We live three hours east of Vancouver along the #3 Crowsnest Hwy, at Princeton (originally Vermillion Forks).

Princeton is a lovely town of about 2800 (2016 census) that sits right on the convergence of the Tulameen and Similkameen Rivers. We actually live about 22 kms east of Princeton, at the Bromley Rock subdivision.

* * *

We begin our journey July 03 in Princeton BC. The night before we did my annual HD appointment with my team of doctors at UBC, three hours west in Vancouver. 

We knew that the #1 (Trans Canada) highway from Vancouver BC to St John’s NFLD was 8030 kms, but how many would we actually manage in such an old vehicle? I had my doubts. 

From Cheryl’s journal: “Finally we were ready. 9 AM we left home for parts unknown. It was a beautiful day. Everything packed we were full of excitement and adventure. First leg of the journey was to go to Edmonton to visit with Aunt Irene. It was only fitting since she sold the motor home to us. We thought we’d only get to Revelstoke/Golden but the kms ticked away. We found ourselves in Lake Louise with rain and nowhere to stay. We thought we’d be able to stop on the side of the road or rest stop, but apparently in National Parks that’s not allowed. So on we went hoping we would find something else inside the (Banff) Park; if we didn’t we’d have to drive another 360 kms just to exit the Park. We finally found Mosquito Creek Campground. Although the campground was full we were able to park in the overflow area. Best seats in the house for the view. At 1800 m altitude the mountaintops were still in the clouds. What a majestic sight! Settling in at 9 PM. A long day with beautiful sights. Going to be hard to beat.”

The below image was taken in Revelstoke BC on the way out to the Rockies.

Images above: July 04 Mosquito Creek. The Mosquito Creek Campground is 24 km north of Lake Louise, along the Icefields Parkway.

We are leaving Princeton behind, heading east into a seemingly vast Canada. First stop, Mosquito Creek Campground.

Getting started … thx Mom!

In 2019 my partner Cheryl and I paid about $1700 CAN (so about $50 US) to inspect and repair our old 1988 Vanguard–really really old as it turns out, most certainly an antique–C-class motor home, with a Cross-Canada trip from Princeton BC all the way out to St. John’s NFLD and back again on our minds. 

We’d been camping with our 27-footer for about three years straight after acquiring it cheap from a dear aunt, so we knew the systems worked, and how they worked. We were also reasonably good with our GPS unit, without which the trip would not have been possible.

Our GPS was the true hero of trip. It has lists of Walmarts (and other businesses) for any given city, so just pick one in a location you like–for example, downtown or not–and just follow the visual or audio prompt. The hardest part to learn at the beginning was how much is 150 meters, versus 300 meters, outside on the road in front of you, but you become experts pretty quick.

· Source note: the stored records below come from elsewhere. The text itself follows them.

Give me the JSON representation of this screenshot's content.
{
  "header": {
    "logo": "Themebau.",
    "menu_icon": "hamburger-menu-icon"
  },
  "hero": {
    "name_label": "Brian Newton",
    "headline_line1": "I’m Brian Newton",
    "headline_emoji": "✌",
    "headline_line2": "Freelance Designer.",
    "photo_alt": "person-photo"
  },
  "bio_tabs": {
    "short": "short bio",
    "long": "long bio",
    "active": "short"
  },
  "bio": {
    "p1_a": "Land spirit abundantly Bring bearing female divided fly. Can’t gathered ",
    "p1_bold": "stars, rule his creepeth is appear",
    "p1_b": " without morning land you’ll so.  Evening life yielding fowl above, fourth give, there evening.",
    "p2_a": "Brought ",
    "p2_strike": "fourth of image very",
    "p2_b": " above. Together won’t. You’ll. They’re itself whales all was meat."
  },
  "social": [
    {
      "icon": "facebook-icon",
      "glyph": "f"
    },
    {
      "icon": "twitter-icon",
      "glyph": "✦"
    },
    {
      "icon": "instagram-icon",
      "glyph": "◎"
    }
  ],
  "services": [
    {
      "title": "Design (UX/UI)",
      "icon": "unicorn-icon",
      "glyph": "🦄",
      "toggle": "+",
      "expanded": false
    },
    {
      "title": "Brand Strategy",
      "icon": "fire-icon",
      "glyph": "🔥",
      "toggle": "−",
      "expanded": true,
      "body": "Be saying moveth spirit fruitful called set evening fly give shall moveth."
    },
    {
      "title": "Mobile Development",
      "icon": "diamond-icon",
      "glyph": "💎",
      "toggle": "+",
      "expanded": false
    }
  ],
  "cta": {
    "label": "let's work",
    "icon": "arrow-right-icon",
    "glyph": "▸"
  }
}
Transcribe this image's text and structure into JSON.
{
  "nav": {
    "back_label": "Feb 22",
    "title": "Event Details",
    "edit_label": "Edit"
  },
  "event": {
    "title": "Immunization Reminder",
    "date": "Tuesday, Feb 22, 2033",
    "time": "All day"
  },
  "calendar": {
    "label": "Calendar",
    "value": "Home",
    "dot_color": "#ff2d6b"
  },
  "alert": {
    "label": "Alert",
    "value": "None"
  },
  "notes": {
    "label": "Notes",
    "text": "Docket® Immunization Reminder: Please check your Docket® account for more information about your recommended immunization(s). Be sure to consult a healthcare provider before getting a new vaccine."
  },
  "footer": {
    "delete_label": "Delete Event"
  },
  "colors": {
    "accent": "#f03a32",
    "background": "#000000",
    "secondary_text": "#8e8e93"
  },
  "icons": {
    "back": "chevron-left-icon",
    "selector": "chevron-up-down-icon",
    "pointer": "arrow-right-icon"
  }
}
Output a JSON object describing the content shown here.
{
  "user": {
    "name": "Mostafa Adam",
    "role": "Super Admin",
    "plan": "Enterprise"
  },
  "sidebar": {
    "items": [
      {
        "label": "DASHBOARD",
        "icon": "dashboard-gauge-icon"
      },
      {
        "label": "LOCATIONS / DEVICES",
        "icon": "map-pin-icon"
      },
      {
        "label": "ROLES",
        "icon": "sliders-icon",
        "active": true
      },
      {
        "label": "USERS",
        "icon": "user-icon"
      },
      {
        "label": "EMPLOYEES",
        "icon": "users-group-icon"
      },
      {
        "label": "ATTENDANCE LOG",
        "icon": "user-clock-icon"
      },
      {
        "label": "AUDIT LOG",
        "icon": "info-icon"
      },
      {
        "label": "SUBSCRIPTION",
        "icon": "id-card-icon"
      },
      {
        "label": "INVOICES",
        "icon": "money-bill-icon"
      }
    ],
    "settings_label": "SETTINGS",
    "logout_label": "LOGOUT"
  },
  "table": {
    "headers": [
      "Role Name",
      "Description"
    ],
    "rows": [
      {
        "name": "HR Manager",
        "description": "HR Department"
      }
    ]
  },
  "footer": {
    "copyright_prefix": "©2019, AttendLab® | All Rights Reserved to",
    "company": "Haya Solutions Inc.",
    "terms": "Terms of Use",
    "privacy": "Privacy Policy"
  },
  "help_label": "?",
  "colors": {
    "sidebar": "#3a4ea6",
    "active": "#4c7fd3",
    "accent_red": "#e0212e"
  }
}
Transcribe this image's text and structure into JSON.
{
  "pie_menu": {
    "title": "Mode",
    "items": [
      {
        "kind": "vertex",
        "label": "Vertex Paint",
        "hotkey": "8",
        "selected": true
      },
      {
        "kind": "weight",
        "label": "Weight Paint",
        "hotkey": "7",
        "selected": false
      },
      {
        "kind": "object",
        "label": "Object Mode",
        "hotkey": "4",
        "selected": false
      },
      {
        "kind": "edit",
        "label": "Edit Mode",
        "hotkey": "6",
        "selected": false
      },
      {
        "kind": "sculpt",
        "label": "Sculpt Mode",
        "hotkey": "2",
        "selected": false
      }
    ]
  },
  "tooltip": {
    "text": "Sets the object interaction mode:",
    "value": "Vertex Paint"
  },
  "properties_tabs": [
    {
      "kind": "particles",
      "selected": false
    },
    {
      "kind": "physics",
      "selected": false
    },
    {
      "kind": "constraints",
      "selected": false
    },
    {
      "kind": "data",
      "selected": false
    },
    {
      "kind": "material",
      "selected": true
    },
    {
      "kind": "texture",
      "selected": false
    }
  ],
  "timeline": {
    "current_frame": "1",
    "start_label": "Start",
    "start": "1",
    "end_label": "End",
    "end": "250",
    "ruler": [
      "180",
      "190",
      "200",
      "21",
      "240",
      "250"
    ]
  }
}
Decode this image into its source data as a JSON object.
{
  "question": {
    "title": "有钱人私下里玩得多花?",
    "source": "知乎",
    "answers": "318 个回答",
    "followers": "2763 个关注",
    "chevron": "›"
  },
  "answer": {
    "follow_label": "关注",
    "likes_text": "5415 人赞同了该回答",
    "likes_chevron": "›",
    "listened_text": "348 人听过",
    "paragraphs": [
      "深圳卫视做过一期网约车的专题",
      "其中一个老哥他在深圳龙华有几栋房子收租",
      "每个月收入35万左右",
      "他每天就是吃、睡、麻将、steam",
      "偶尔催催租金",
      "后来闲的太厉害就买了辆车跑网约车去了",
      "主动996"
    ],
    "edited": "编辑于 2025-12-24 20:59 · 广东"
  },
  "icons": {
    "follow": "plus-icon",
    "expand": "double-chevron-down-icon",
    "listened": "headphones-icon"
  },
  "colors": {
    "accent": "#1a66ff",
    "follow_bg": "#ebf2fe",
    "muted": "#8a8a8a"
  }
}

I got my Huntington’s Disease– 44 CAG repeats–from my father, who passed away precisely fifteen years after the onset of the disease. His onset began at 45 years old, same as me. So even though every single Huntington’s Disease patient has a different set of symptoms, and lives with a different progression rate, to my mind a betting person would bet that I’m going to die at 60, like my father.

Even though I have a much better diet than my father, and hit the gym to exercise and weight train, I might live to see 62, but not 65. That’s just practical. Having a “best-before” date is also helpful in allowing us to get on with the meaningful stuff before it’s too late.

Cheryl and I celebrated my 52nd birthday at Matane QC on the south shore of the mighty St Laurence, on a very unlikely but very meaningful Cross Canada trip.

Mom decided to support us financially for the trip, and with my Huntington’s Disease symptoms slowly getting worse we figured that time window for doing this sort of constant driving in possibly stressful situations was running out.

It was now or never.

A selfie on the beach in Stephenville NFLD, July 31.

Marita Fiebiger. Mom was generous with her financial help. You can’t thank parents enough, so thanks again Mom!